(App and web page records)
=== Begin Enclosure ===

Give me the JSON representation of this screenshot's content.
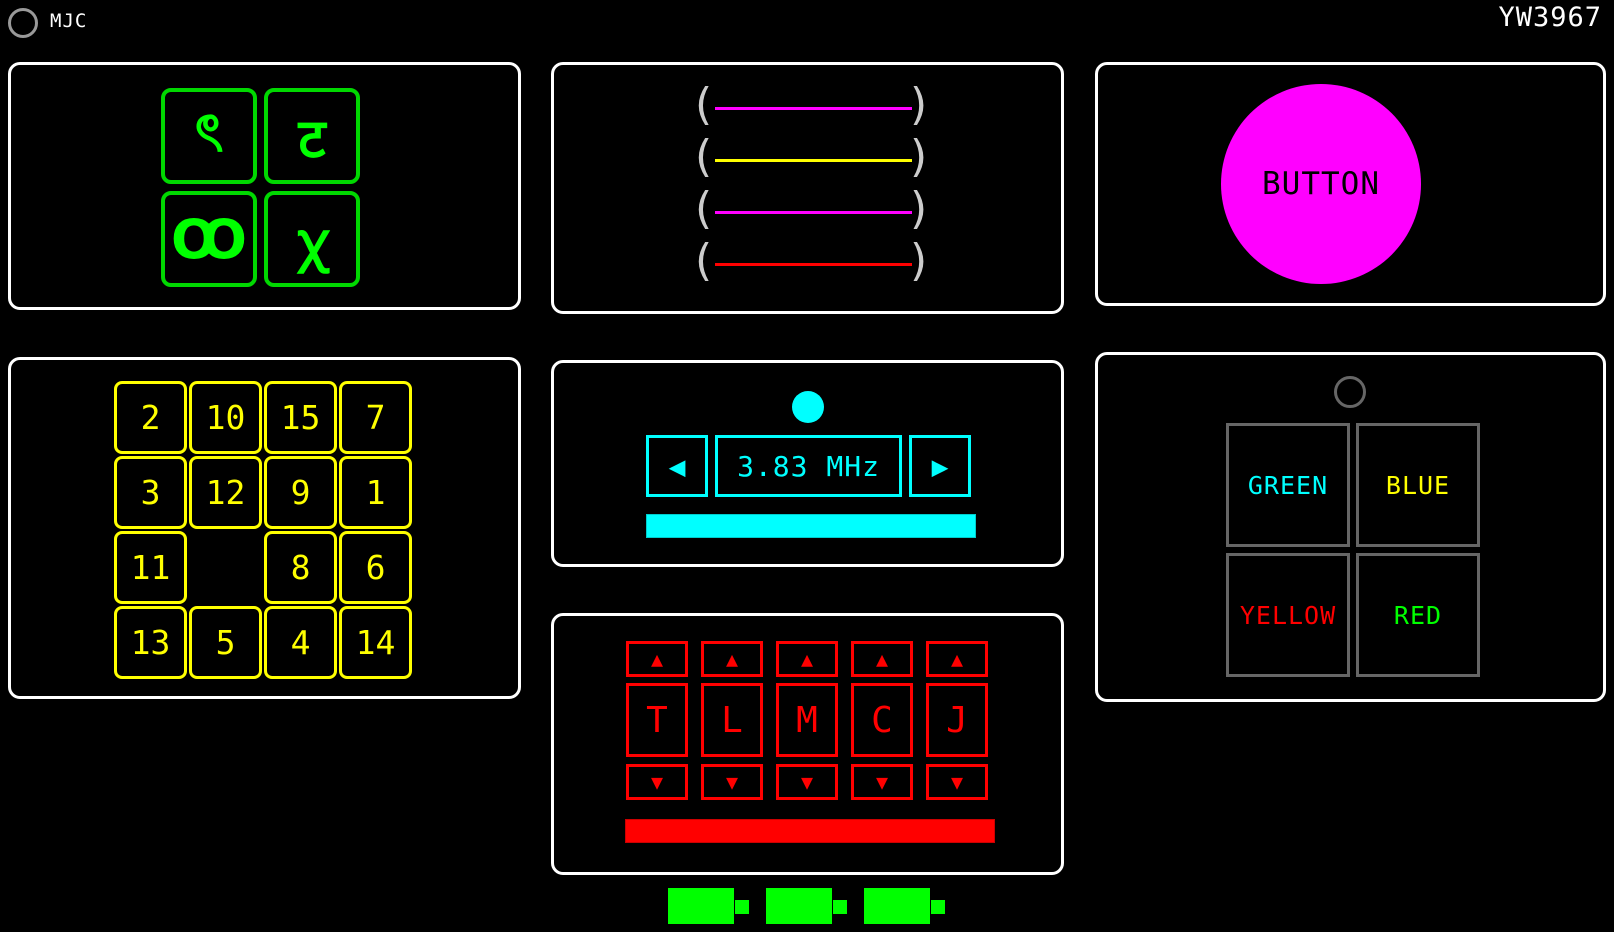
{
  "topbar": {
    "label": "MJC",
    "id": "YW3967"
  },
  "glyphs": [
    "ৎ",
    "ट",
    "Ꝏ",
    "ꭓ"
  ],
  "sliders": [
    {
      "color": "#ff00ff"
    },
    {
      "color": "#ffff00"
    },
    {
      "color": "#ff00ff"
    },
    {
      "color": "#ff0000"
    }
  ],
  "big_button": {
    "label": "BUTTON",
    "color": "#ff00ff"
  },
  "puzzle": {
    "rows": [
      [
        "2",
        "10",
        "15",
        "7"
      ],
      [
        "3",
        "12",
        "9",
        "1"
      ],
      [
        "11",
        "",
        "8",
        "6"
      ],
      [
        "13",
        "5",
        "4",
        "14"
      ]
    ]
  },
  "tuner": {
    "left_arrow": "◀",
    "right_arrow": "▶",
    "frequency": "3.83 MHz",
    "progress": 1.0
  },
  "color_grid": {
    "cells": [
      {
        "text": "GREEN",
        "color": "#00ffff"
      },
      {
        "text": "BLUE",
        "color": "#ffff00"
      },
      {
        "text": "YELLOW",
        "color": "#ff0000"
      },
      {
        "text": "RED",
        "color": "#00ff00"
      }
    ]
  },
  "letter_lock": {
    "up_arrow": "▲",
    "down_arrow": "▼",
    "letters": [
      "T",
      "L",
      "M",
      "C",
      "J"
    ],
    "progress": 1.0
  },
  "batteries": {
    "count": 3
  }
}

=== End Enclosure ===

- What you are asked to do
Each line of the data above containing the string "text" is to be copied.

- Answer to the problem
        "text": "GREEN",
        "text": "BLUE",
        "text": "YELLOW",
        "text": "RED",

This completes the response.